THE MIND OF THE ARTIST I An able painter by his power of penetration into the mysteries of his art is usually an able critic. Alfred Stevens. The Belgian painter, not the English sculptor. II Art, like love, excludes all competition, and absorbs the man. Fuseli. III A good painter has two chief objects to paint, namely, man, and the intention of his soul. The first is easy, the second difficult, because he has to represent it... more...

Introduction No more accurate account of the Panama-Pacific International Exposition has been given than one that was forced from the lips of a charming Eastern woman of culture. Walking one evening in the Fine Arts colonnade, while the illumination from distant searchlights accented the glory of Maybeck's masterpiece, and lit up the half-domes and arches across the lagoon, she exclaimed to her companion: "Why, all the beauty of the world has... more...

ABOUT CENSORSHIP Since, time and again, it has been proved, in this country of free institutions, that the great majority of our fellow-countrymen consider the only Censorship that now obtains amongst us, namely the Censorship of Plays, a bulwark for the preservation of their comfort and sensibility against the spiritual researches and speculations of bolder and too active spirits—it has become time to consider whether we should not... more...

SINCE CÉZANNE With anyone who concludes that this preliminary essay is merely to justify the rather appetizing title of my book I shall be at no pains to quarrel. If privately I think it does more, publicly I shall not avow it. Historically and critically, I admit, the thing is as slight as a sketch contained in five-and-thirty pages must be, and certainly it adds nothing to what I have said, in the essays to which it stands preface, on... more...


PREFACE TO THE EDITION OF 1887. The following lectures were the most important piece of my literary work done with unabated power, best motive, and happiest concurrence of circumstance. They were written and delivered while my mother yet lived, and had vividest sympathy in all I was attempting;—while also my friends put unbroken trust in me, and the course of study I had followed seemed to fit me for the acceptance of noble tasks and... more...

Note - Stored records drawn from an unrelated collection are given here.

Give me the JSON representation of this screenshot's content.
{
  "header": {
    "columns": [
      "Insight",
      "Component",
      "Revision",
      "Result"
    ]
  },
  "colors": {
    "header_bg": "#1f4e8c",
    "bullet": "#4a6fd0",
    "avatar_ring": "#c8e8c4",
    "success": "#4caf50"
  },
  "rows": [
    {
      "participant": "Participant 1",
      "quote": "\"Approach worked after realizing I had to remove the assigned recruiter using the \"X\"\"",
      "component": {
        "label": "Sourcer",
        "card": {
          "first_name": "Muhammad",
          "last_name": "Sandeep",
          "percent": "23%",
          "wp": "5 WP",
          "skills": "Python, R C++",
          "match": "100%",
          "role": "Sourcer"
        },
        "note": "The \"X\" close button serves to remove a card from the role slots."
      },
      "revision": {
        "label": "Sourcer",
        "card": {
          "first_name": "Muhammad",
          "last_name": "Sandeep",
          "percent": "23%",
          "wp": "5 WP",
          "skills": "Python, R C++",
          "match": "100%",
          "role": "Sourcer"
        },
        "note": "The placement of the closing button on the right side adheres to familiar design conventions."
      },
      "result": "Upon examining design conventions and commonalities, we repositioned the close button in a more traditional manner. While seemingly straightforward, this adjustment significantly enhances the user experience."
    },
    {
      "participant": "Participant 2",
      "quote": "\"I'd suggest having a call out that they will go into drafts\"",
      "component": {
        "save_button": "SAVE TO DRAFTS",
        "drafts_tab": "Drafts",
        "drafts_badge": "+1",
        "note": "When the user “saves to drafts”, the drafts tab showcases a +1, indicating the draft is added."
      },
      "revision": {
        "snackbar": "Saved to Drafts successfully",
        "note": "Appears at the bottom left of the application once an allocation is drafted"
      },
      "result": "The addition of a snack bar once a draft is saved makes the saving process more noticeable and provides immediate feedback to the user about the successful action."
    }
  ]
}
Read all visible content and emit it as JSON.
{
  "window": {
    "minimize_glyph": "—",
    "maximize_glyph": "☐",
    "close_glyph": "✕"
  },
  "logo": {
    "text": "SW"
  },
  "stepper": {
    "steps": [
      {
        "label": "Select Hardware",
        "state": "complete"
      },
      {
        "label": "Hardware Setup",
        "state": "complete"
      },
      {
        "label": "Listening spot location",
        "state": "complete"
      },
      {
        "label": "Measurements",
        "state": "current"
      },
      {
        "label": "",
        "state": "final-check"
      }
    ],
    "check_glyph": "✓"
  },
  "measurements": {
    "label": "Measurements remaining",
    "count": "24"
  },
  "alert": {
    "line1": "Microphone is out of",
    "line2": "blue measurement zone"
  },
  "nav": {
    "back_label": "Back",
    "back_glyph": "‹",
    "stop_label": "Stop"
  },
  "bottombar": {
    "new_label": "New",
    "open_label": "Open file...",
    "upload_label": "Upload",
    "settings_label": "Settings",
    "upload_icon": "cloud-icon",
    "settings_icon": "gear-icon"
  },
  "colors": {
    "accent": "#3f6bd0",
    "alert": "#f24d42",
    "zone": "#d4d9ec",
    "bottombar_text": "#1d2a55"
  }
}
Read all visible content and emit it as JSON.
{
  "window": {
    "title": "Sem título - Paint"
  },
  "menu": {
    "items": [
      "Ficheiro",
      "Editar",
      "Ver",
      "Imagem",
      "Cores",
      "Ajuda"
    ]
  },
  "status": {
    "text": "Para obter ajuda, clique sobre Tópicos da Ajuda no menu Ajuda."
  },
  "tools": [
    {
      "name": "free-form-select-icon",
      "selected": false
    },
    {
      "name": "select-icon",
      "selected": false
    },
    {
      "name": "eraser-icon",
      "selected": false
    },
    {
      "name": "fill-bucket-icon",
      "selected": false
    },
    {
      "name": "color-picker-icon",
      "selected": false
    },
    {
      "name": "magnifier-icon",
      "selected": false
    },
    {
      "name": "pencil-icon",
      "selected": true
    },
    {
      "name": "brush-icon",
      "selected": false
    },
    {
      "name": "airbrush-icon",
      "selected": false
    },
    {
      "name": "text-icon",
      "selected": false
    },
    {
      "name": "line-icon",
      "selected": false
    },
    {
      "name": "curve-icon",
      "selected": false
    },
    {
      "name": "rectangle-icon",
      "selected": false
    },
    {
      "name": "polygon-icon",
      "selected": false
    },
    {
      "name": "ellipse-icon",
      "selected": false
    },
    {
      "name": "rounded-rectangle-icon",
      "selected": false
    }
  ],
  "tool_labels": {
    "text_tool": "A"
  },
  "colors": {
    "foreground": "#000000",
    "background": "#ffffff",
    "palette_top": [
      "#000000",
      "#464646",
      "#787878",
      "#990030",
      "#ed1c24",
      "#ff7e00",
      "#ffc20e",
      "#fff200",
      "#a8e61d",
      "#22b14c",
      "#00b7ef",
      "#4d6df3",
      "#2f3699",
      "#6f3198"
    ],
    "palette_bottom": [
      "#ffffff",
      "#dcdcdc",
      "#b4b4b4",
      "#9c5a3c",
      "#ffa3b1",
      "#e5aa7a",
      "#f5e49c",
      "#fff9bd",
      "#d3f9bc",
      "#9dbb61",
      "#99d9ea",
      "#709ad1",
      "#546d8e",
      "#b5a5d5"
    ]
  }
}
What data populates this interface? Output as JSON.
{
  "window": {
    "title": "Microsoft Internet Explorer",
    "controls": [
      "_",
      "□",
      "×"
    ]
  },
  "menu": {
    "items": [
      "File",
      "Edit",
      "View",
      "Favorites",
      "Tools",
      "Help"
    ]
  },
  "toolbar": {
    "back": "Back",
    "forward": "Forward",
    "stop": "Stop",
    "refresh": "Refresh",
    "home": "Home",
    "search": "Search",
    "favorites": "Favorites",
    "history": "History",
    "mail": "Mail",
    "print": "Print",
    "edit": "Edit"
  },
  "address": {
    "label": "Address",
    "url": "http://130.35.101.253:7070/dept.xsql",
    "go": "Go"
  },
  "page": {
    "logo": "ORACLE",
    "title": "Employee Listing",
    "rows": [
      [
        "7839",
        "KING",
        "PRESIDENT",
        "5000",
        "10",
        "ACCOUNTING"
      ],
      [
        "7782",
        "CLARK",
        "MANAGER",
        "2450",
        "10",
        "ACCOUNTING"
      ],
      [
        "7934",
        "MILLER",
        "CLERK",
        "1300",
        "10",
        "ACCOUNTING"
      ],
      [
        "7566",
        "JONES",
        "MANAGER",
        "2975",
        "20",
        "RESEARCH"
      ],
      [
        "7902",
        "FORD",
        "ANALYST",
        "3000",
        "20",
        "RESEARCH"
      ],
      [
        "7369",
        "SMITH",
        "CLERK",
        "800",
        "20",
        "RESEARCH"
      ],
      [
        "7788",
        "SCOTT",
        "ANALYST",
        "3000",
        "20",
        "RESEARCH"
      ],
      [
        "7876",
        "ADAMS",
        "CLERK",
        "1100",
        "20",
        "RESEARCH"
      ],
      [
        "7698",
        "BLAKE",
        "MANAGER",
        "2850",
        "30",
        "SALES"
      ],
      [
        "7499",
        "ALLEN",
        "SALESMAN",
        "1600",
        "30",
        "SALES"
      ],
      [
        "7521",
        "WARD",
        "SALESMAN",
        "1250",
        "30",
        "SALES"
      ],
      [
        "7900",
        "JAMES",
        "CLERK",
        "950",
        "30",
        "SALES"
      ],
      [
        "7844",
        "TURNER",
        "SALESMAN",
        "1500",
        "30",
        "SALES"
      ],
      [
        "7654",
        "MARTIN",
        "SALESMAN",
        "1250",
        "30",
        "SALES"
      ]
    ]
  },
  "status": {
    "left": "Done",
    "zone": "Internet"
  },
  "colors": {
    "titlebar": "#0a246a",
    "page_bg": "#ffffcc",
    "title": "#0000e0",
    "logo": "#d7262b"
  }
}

ESSAYS ON ART "The Adoration of the Magi" There is one beauty of nature and another of art, and many attempts have been made to explain the difference between them. Signor Croce's theory, now much in favour, is that nature provides only the raw material for art. The beginning of the artistic process is the perception of beauty in nature; but an artist does not see beauty as he sees a cow. It is his own mind that imposes on the chaos of nature... more...

INTRODUCTION. The origin of painting is unknown. The first important records of this art are met with in Egypt; but before the Egyptian civilization the men of the early ages probably used color in ornamentation and decoration, and they certainly scratched the outlines of men and animals upon bone and slate. Traces of this rude primitive work still remain to us on the pottery, weapons, and stone implements of the cave-dwellers. But while... more...

LECTURE I. THE DISCOVERY AND APPLICATION OF ART. A Lecture delivered at Manchester, July 10, 1857. 1. Among the various characteristics of the age in which we live, as compared with other ages of this not yet very experienced world, one of the most notable appears to me to be the just and wholesome contempt in which we hold poverty. I repeat, the just and wholesome contempt; though I see that some of my hearers look surprised at the... more...

PREFACE This volume is complementary to that dealing with the Italian side of the Adriatic, and follows much the same lines. It has not been thought necessary to repeat what appeared there about the sea itself, but some further details on the subject have been added in an introductory chapter. The concluding chapter treats of the influence which the two coasts exerted on each other, and contains some hints as to certain archæological... more...